Finally, code structure or lack thereof regularly leads to “everything in one class” code design which is most likely an evolutionary process rather than intentional. It’s not uncommon to see classes with thousands of lines of code, sometimes even going past 10,000 lines of code in one class. Other things are using too many CCLayers without them adding a clear benefit, for example just to group all nodes at a specific z order together or to group them by functionality, eg one layer for enemies, one for players, one for background, one for UI, one for score, one for particle effects, and so on – without any of these layers being used for what they’re really good at: modifying multiple nodes at once, like moving, scaling, rotating or z-reordering them. And of course there’s the copy & paste hell, large blocks of code reproduced in various places only to modify some parameters instead of creating a method which takes the modifiable parameters as arguments. Even professionals I worked with got so used to doing that it became hard just to overcome the resistance of letting go of old habits. But they learned.

Summary
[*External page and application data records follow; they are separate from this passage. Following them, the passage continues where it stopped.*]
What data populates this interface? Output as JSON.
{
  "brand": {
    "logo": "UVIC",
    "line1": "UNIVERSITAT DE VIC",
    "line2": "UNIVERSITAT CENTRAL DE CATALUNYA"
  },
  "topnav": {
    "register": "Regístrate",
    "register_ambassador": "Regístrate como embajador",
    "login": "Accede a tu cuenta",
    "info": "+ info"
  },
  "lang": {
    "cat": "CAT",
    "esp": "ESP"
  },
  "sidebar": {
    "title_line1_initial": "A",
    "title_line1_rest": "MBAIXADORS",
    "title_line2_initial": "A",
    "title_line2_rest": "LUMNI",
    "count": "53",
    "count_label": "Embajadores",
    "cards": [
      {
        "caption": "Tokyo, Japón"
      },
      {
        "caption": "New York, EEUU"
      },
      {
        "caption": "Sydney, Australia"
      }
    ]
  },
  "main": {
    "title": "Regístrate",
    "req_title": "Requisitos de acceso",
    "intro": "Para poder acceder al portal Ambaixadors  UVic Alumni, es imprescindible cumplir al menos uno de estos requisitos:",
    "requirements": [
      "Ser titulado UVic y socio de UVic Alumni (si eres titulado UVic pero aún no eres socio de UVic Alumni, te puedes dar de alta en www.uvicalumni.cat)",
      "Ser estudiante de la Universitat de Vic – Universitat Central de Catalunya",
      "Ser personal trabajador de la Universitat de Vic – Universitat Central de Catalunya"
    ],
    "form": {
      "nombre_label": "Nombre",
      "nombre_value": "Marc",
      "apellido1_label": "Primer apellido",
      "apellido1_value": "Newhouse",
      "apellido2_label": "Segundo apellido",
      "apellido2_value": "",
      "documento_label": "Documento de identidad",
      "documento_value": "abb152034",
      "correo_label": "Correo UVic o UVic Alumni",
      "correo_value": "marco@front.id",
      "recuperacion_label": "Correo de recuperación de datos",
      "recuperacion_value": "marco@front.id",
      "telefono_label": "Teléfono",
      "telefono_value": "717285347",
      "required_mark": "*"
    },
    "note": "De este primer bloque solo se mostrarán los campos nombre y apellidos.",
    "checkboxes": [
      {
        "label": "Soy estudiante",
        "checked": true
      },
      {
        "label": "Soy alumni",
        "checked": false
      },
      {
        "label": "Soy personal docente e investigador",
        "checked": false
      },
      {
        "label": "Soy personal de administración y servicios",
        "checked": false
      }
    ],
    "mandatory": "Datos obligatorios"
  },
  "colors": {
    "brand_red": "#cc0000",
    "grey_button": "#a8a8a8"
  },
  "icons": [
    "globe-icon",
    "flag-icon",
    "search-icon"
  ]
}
Nothing of this code design and structuring strikes me as odd or surprising. I’ve written code like this myself. I also believe if it’s good enough and works, then why the hell not? It’s a matter of experience and it’s only with experience that you clearly see how to improve things. This boils down to the regular learning curve where only training and tutoring and just simply making mistakes and learning from them helps in the long run. That’s how we learn things.
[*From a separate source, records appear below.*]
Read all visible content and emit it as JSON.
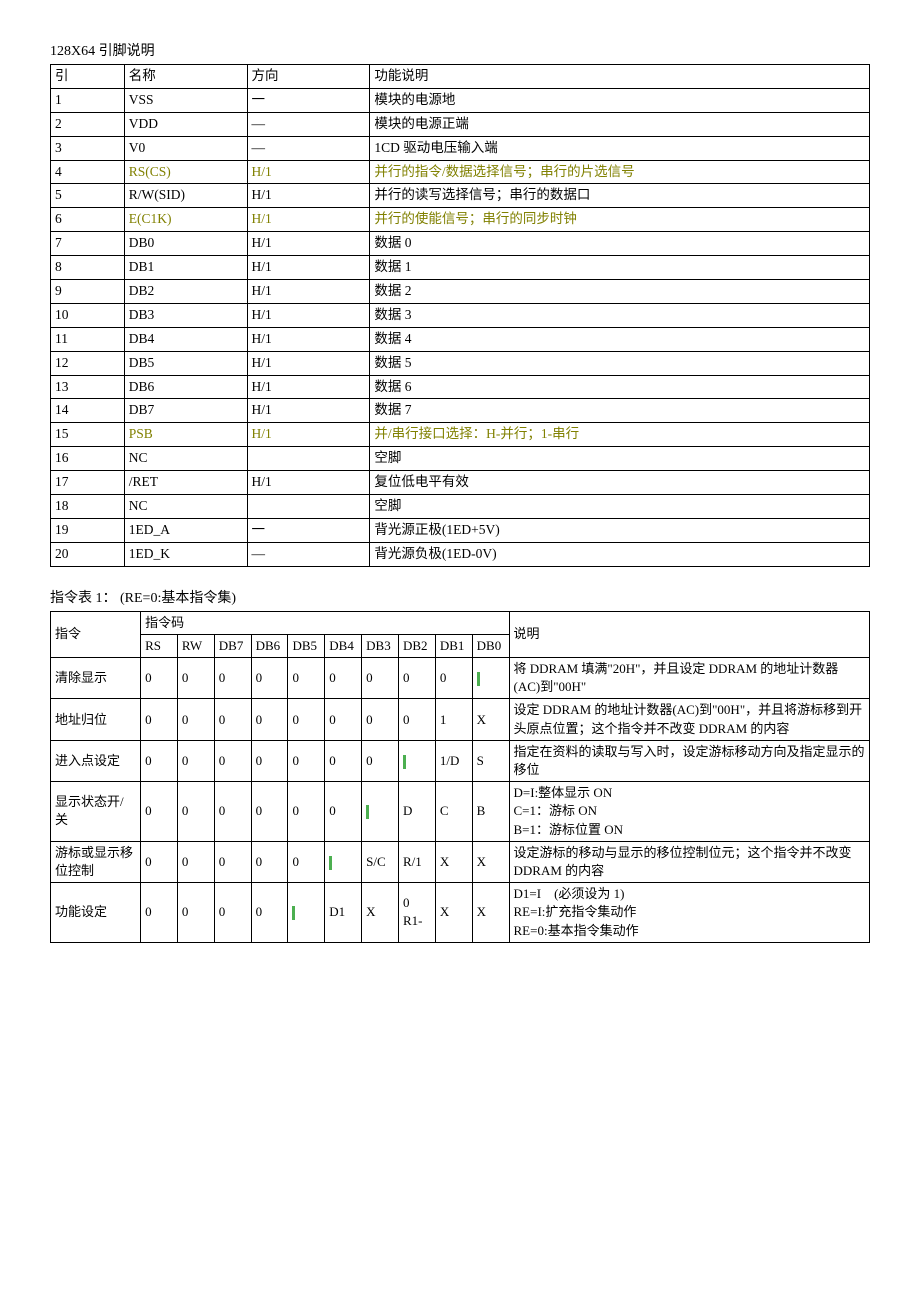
{
  "title1": "128X64 引脚说明",
  "pin_header": {
    "c1": "引",
    "c2": "名称",
    "c3": "方向",
    "c4": "功能说明"
  },
  "pins": [
    {
      "n": "1",
      "name": "VSS",
      "dir": "一",
      "desc": "模块的电源地"
    },
    {
      "n": "2",
      "name": "VDD",
      "dir": "—",
      "desc": "模块的电源正端"
    },
    {
      "n": "3",
      "name": "V0",
      "dir": "—",
      "desc": "1CD 驱动电压输入端"
    },
    {
      "n": "4",
      "name": "RS(CS)",
      "dir": "H/1",
      "desc": "并行的指令/数据选择信号；串行的片选信号",
      "olive": true
    },
    {
      "n": "5",
      "name": "R/W(SID)",
      "dir": "H/1",
      "desc": "并行的读写选择信号；串行的数据口"
    },
    {
      "n": "6",
      "name": "E(C1K)",
      "dir": "H/1",
      "desc": "并行的使能信号；串行的同步时钟",
      "olive": true
    },
    {
      "n": "7",
      "name": "DB0",
      "dir": "H/1",
      "desc": "数据 0"
    },
    {
      "n": "8",
      "name": "DB1",
      "dir": "H/1",
      "desc": "数据 1"
    },
    {
      "n": "9",
      "name": "DB2",
      "dir": "H/1",
      "desc": "数据 2"
    },
    {
      "n": "10",
      "name": "DB3",
      "dir": "H/1",
      "desc": "数据 3"
    },
    {
      "n": "11",
      "name": "DB4",
      "dir": "H/1",
      "desc": "数据 4"
    },
    {
      "n": "12",
      "name": "DB5",
      "dir": "H/1",
      "desc": "数据 5"
    },
    {
      "n": "13",
      "name": "DB6",
      "dir": "H/1",
      "desc": "数据 6"
    },
    {
      "n": "14",
      "name": "DB7",
      "dir": "H/1",
      "desc": "数据 7"
    },
    {
      "n": "15",
      "name": "PSB",
      "dir": "H/1",
      "desc": "并/串行接口选择：H-并行；1-串行",
      "olive": true
    },
    {
      "n": "16",
      "name": "NC",
      "dir": "",
      "desc": "空脚"
    },
    {
      "n": "17",
      "name": "/RET",
      "dir": "H/1",
      "desc": "复位低电平有效"
    },
    {
      "n": "18",
      "name": "NC",
      "dir": "",
      "desc": "空脚"
    },
    {
      "n": "19",
      "name": "1ED_A",
      "dir": "一",
      "desc": "背光源正极(1ED+5V)"
    },
    {
      "n": "20",
      "name": "1ED_K",
      "dir": "—",
      "desc": "背光源负极(1ED-0V)"
    }
  ],
  "title2": "指令表 1： (RE=0:基本指令集)",
  "instr_header": {
    "code_group": "指令码",
    "instr": "指令",
    "rs": "RS",
    "rw": "RW",
    "db7": "DB7",
    "db6": "DB6",
    "db5": "DB5",
    "db4": "DB4",
    "db3": "DB3",
    "db2": "DB2",
    "db1": "DB1",
    "db0": "DB0",
    "desc": "说明"
  },
  "instructions": [
    {
      "name": "清除显示",
      "bits": [
        "0",
        "0",
        "0",
        "0",
        "0",
        "0",
        "0",
        "0",
        "0",
        "|"
      ],
      "db0_green": true,
      "desc": "将 DDRAM 填满\"20H\"，并且设定 DDRAM 的地址计数器(AC)到\"00H\""
    },
    {
      "name": "地址归位",
      "bits": [
        "0",
        "0",
        "0",
        "0",
        "0",
        "0",
        "0",
        "0",
        "1",
        "X"
      ],
      "desc": "设定 DDRAM 的地址计数器(AC)到\"00H\"，并且将游标移到开头原点位置；这个指令并不改变 DDRAM 的内容"
    },
    {
      "name": "进入点设定",
      "bits": [
        "0",
        "0",
        "0",
        "0",
        "0",
        "0",
        "0",
        "|",
        "1/D",
        "S"
      ],
      "db2_green": true,
      "desc": "指定在资料的读取与写入时，设定游标移动方向及指定显示的移位"
    },
    {
      "name": "显示状态开/关",
      "bits": [
        "0",
        "0",
        "0",
        "0",
        "0",
        "0",
        "|",
        "D",
        "C",
        "B"
      ],
      "db3_green": true,
      "desc": "D=I:整体显示 ON\nC=1：游标 ON\nB=1：游标位置 ON"
    },
    {
      "name": "游标或显示移位控制",
      "bits": [
        "0",
        "0",
        "0",
        "0",
        "0",
        "|",
        "S/C",
        "R/1",
        "X",
        "X"
      ],
      "db4_green": true,
      "desc": "设定游标的移动与显示的移位控制位元；这个指令并不改变 DDRAM 的内容"
    },
    {
      "name": "功能设定",
      "bits": [
        "0",
        "0",
        "0",
        "0",
        "|",
        "D1",
        "X",
        "0 R1-",
        "X",
        "X"
      ],
      "db5_green": true,
      "desc": "D1=I　(必须设为 1)\nRE=I:扩充指令集动作\nRE=0:基本指令集动作"
    }
  ]
}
On the other hand, the things like Memory and Resource Management can also be learned but they have a different nature. They can be statistically assessed, they could be calculated and verified automatically. This makes me wonder if there isn’t some kind of automation and information tools that would help developers achieve better results in terms of memory usage and resource management? In the meantime it’s all about raising awareness …

Raising Memory Awareness

Most importantly I think we need to raise more awareness to these issues to cocos2d developers. One step towards that would be for cocos2d to display a “available memory counter” alongside the FPS counter. I used to patch CCDirector to simply display memory instead of FPS since that was always more important to me. Fellow cocos2d developer Joseph sent me his version to display both – I simply didn’t think of the obvious. So if you’d like to see FPS and available memory next to each other I think you can handle the changes to CCDirector outlined here:

Raising awareness to leaking Scenes

In addition I highly, strongly and with utmost reinforcement (without pulling out a gun) recommend to cocos2d developers to frequently check your scene’s dealloc methods. Preferably add a breakpoint there, or at the very least add the logging line: CCLOG(@”dealloc: %@”, self). If you want a more visible but less intrusive method you could do something like flashing the screen or playing a sound whenever the last scene is deallocated, so that you get so used to it that when you’re not seeing or hearing it anymore it immediately raises your attention.

If at any time during the development of your project the dealloc method of a scene isn’t called when you change scenes, you’re leaking memory. Leaking the whole scene is a memory leak of the worst kind. You want to catch that early while you can still retrace your steps that might have caused the problem. Once you get to using hundreds of assets and thousands of lines of code and then realize the scene isn’t deallocated, you’ll be in for a fun ride trying to figure out where that’s coming from. In that case, removing nodes by uncommenting them until you can close in on the culprit is probably the best strategy, next to using Instruments (which I haven’t found too helpful in those cases).

I ran into such a problem once because I was passing the CCScene object to subclasses so that they have access to the scene’s methods. The subclass retained the scene and was itself derived from CCNode and added to the CCScene as child. The problem with that: during cleanup of the scene it correctly removed all child nodes but some of the child nodes still retained the scene. Because of that their dealloc method was never called, and in turn the scene was never deallocated.